What I find interesting is that Internet Explorer has, from the very beginning, had a little tab on its settings window to choose your preferred programs for the more common URI protocols like mail and news. So we've known for a long time that it is useful for browsers to be able to hand off non-http protocols to external programs, and that it's the sort of thing that a user might want to configure and customize themselves. How come these days it seems like all the management of that (in Windows at least) happens silently behind the scenes, and the user can't touch it without hacking the registry? Why hasn't the Programs tab of the Internet Options control panel evolved to a completely customizable list of protocol handlers, just the same as the one for file extensions?
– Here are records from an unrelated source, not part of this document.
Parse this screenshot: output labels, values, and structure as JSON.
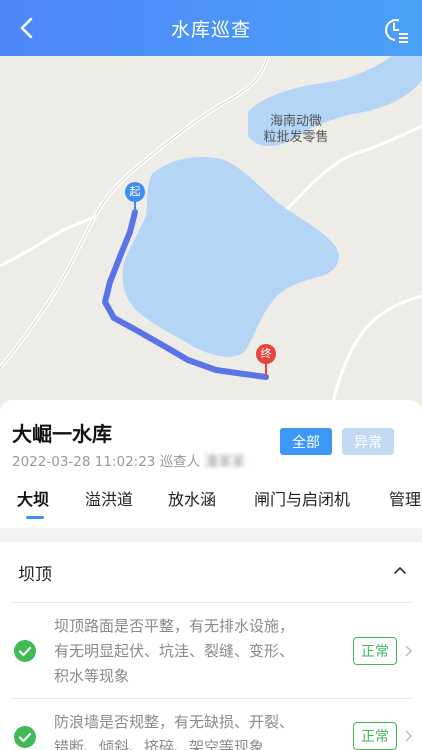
{
  "header": {
    "title": "水库巡查",
    "back_icon": "chevron-left-icon",
    "history_icon": "clock-list-icon"
  },
  "map": {
    "poi_label_line1": "海南动微",
    "poi_label_line2": "粒批发零售",
    "start_marker": "起",
    "end_marker": "终",
    "colors": {
      "water": "#b4d5f6",
      "route": "#5a73e6",
      "start": "#3d8ef0",
      "end": "#e8453c"
    }
  },
  "card": {
    "reservoir_name": "大崛一水库",
    "datetime": "2022-03-28 11:02:23",
    "inspector_label": "巡查人",
    "inspector_name": "潘某某",
    "filter_all": "全部",
    "filter_abnormal": "异常",
    "tabs": [
      "大坝",
      "溢洪道",
      "放水涵",
      "闸门与启闭机",
      "管理"
    ],
    "active_tab": 0
  },
  "section": {
    "title": "坝顶",
    "items": [
      {
        "line1": "坝顶路面是否平整，有无排水设施，",
        "line2": "有无明显起伏、坑洼、裂缝、变形、",
        "line3": "积水等现象",
        "status": "正常"
      },
      {
        "line1": "防浪墙是否规整，有无缺损、开裂、",
        "line2": "错断、倾斜、挤碎、架空等现象",
        "status": "正常"
      }
    ],
    "colors": {
      "ok": "#3fba55"
    }
  }
}
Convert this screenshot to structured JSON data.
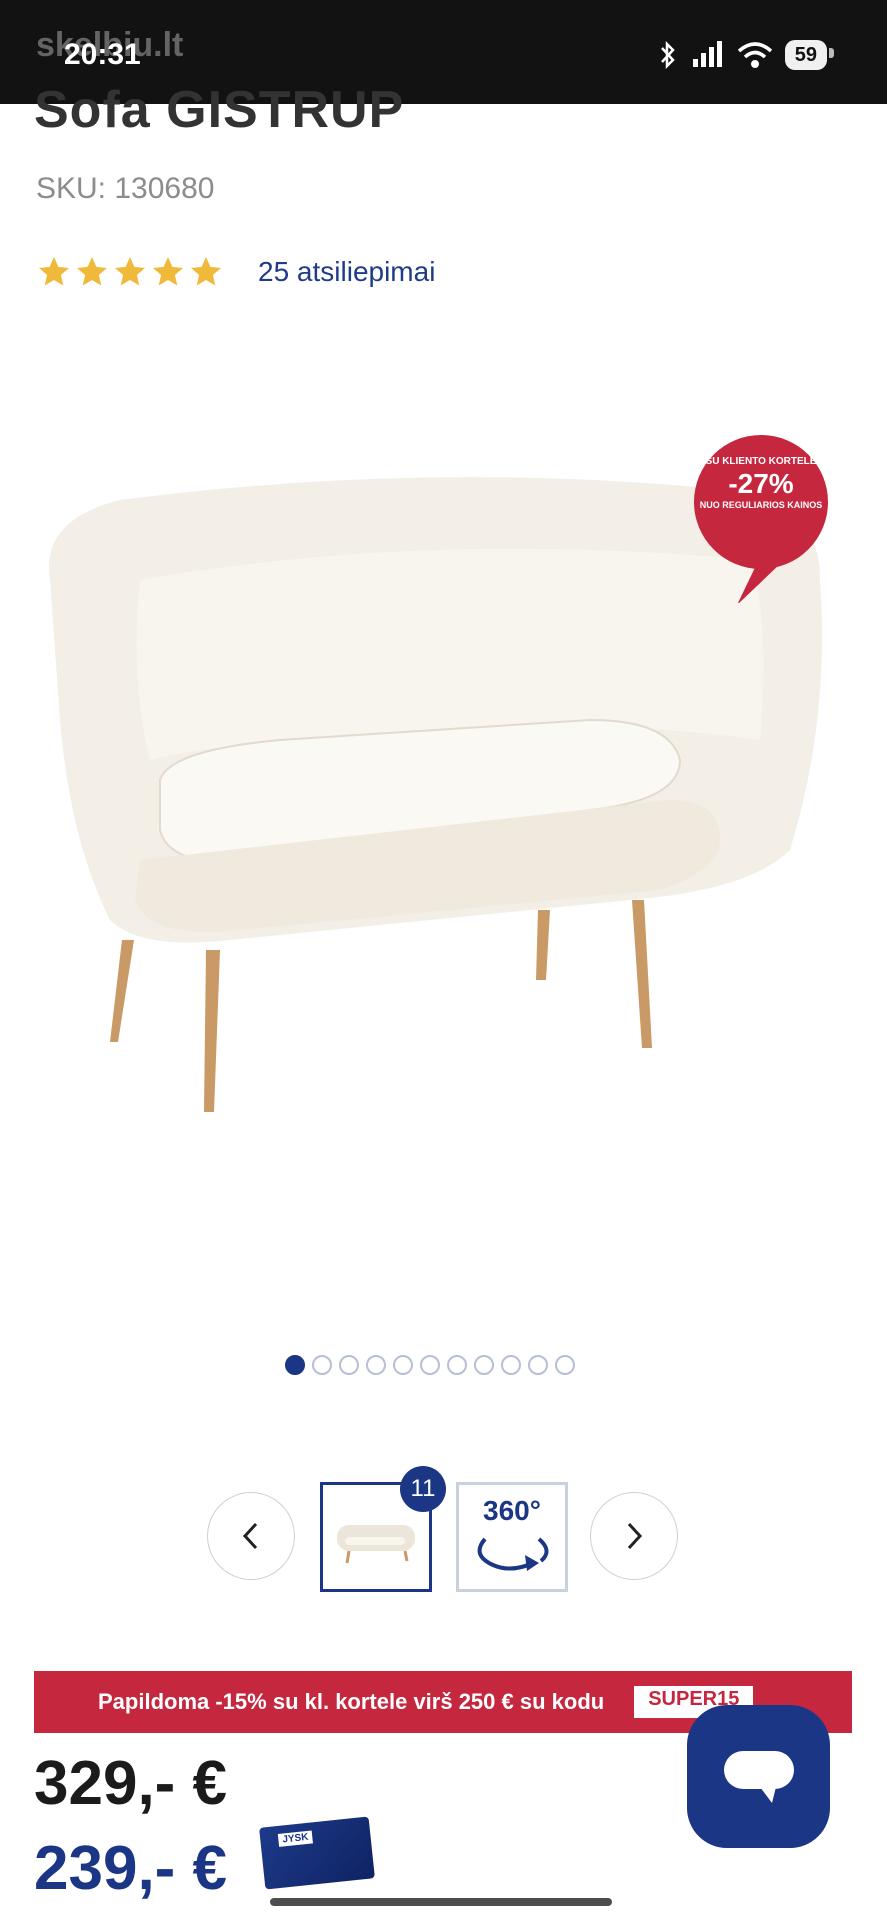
{
  "status_bar": {
    "time": "20:31",
    "watermark": "skelbiu.lt",
    "battery": "59"
  },
  "product": {
    "title_partial": "Sofa GISTRUP",
    "sku": "SKU: 130680",
    "rating_stars": 5,
    "reviews": "25 atsiliepimai"
  },
  "promo_badge": {
    "line1": "SU KLIENTO KORTELE",
    "discount": "-27%",
    "line2": "NUO REGULIARIOS KAINOS"
  },
  "gallery": {
    "total_images": 11,
    "active_index": 0,
    "dots": 11,
    "thumb_count_badge": "11",
    "view360_label": "360°"
  },
  "banner": {
    "text": "Papildoma -15% su kl. kortele virš 250 € su kodu",
    "code": "SUPER15"
  },
  "prices": {
    "regular": "329,-  €",
    "club": "239,- €"
  },
  "colors": {
    "brand_blue": "#1a3685",
    "promo_red": "#c5273f",
    "star_gold": "#f0b93a"
  }
}
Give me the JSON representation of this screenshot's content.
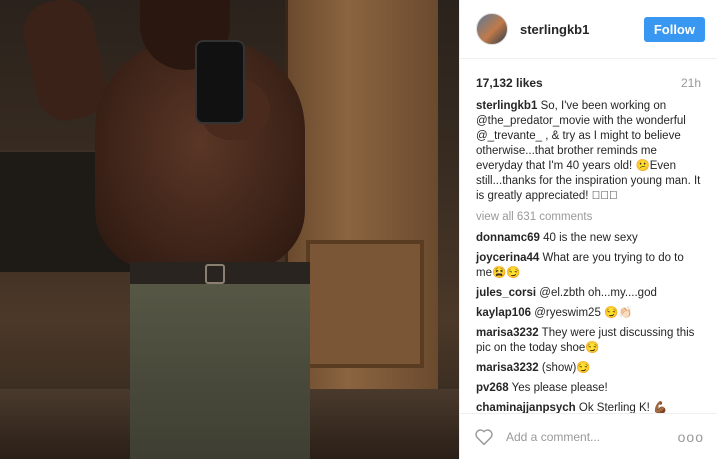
{
  "post": {
    "username": "sterlingkb1",
    "follow_label": "Follow",
    "likes": "17,132 likes",
    "time": "21h",
    "caption_user": "sterlingkb1",
    "caption_text": "So, I've been working on @the_predator_movie with the wonderful @_trevante_ , & try as I might to believe otherwise...that brother reminds me everyday that I'm 40 years old! 😕Even still...thanks for the inspiration young man. It is greatly appreciated! 🏻🏾🏿",
    "view_all": "view all 631 comments",
    "comments": [
      {
        "user": "donnamc69",
        "text": "40 is the new sexy"
      },
      {
        "user": "joycerina44",
        "text": "What are you trying to do to me😫😏"
      },
      {
        "user": "jules_corsi",
        "text": "@el.zbth oh...my....god"
      },
      {
        "user": "kaylap106",
        "text": "@ryeswim25 😏👏🏻"
      },
      {
        "user": "marisa3232",
        "text": "They were just discussing this pic on the today shoe😏"
      },
      {
        "user": "marisa3232",
        "text": "(show)😏"
      },
      {
        "user": "pv268",
        "text": "Yes please please!"
      },
      {
        "user": "chaminajjanpsych",
        "text": "Ok Sterling K! 💪🏾"
      }
    ],
    "add_comment_placeholder": "Add a comment...",
    "more_label": "ooo"
  },
  "colors": {
    "follow_bg": "#3897f0",
    "muted": "#999999",
    "text": "#262626"
  }
}
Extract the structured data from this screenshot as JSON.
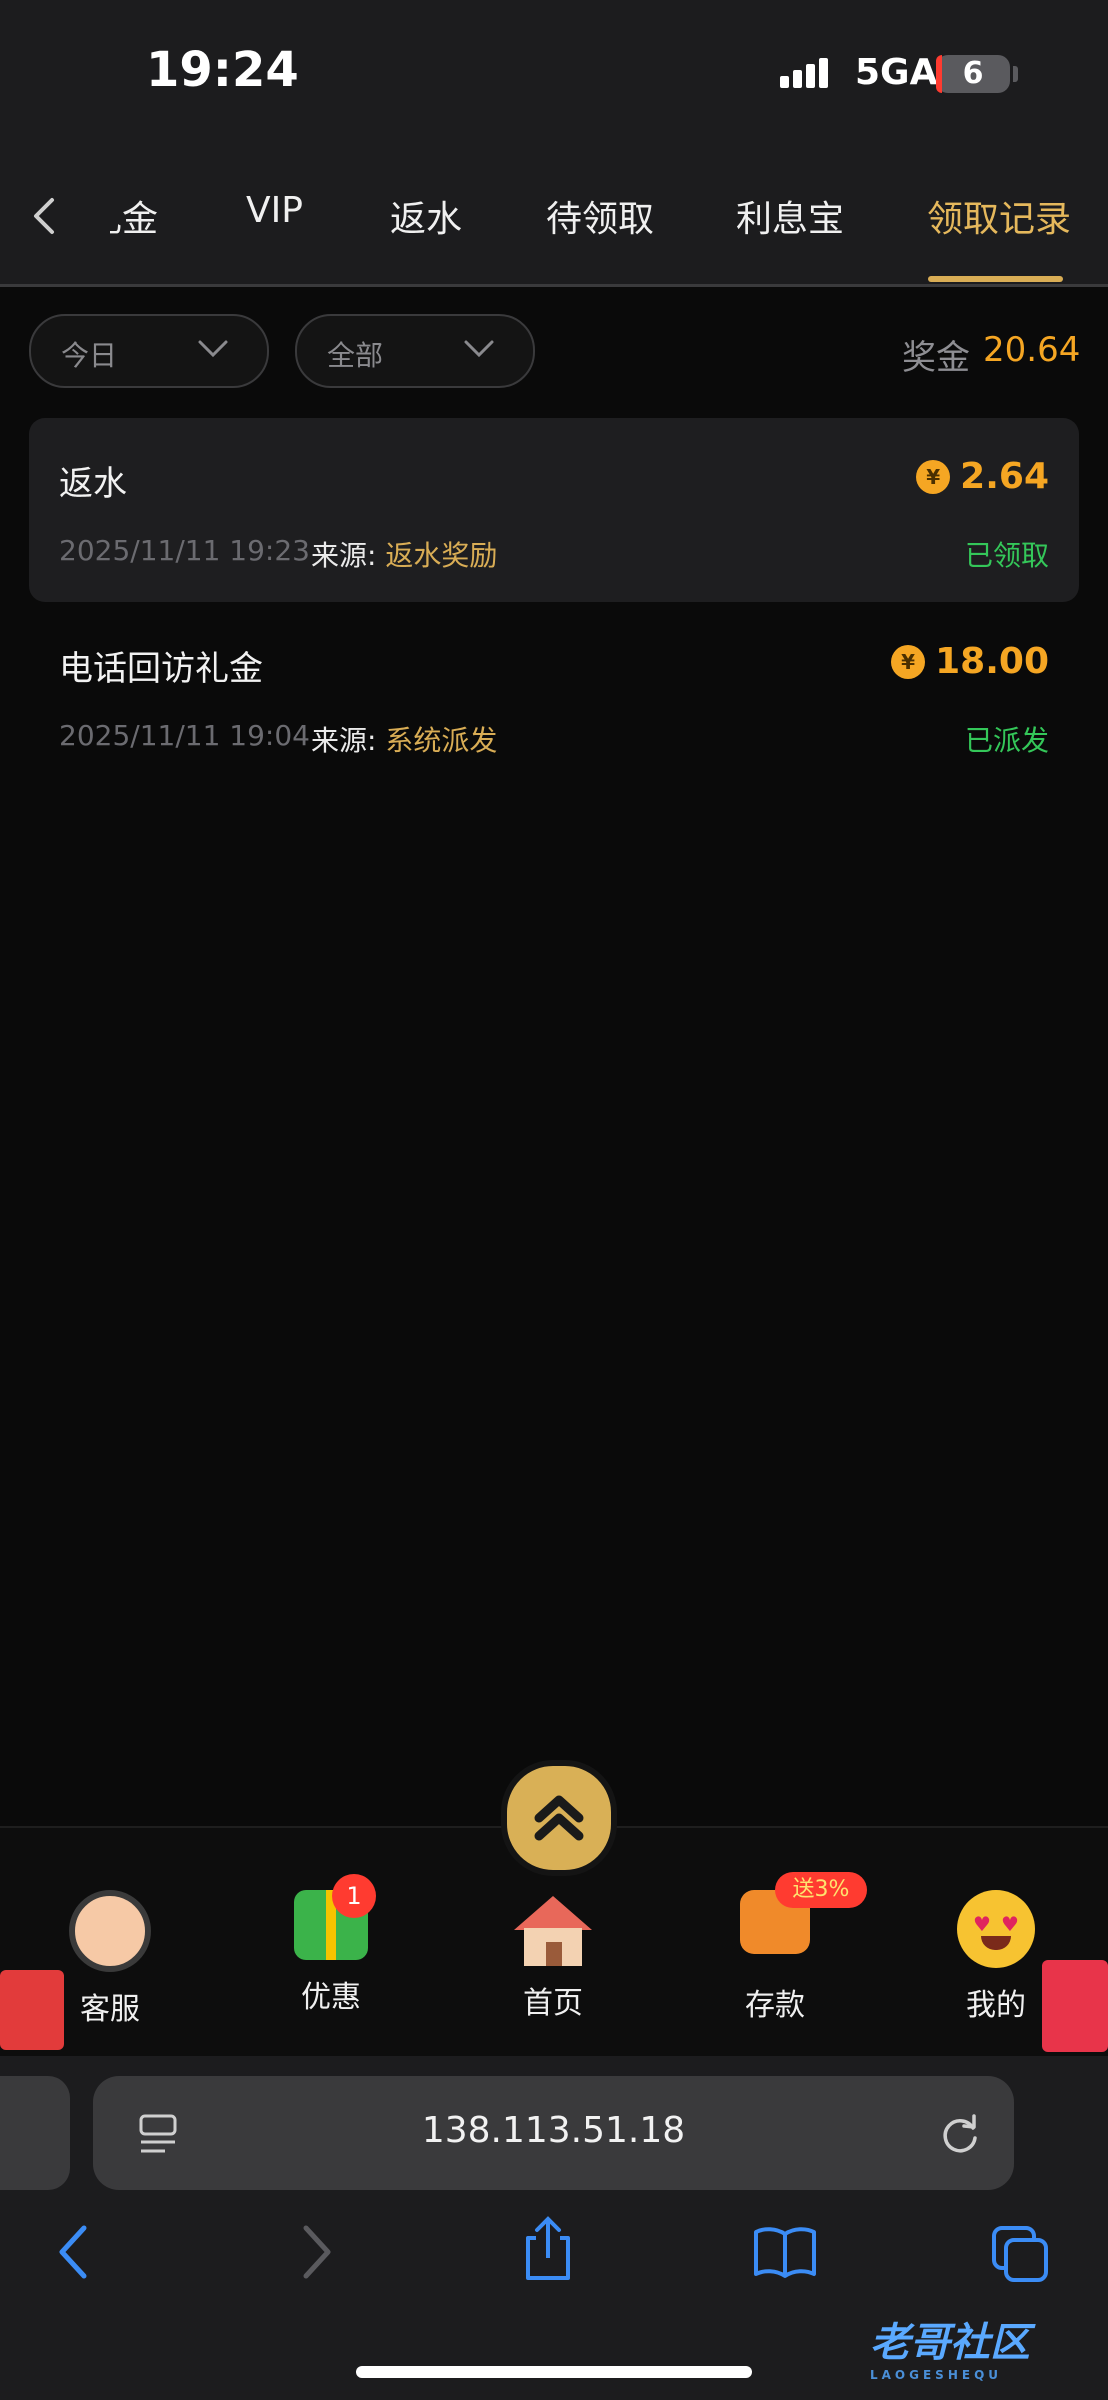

I haven't used Vista; does its infamous "allow or cancel" watchdog notify you of changes to your registered protocol handlers? It seems to me that the first step in dealing with these "browser flaws" is to bring this piece of the OS into the light and give the user control over it.

There is nothing so easy but that it becomes difficult when you do it reluctantly. -- Publius Terentius Afer (Terence)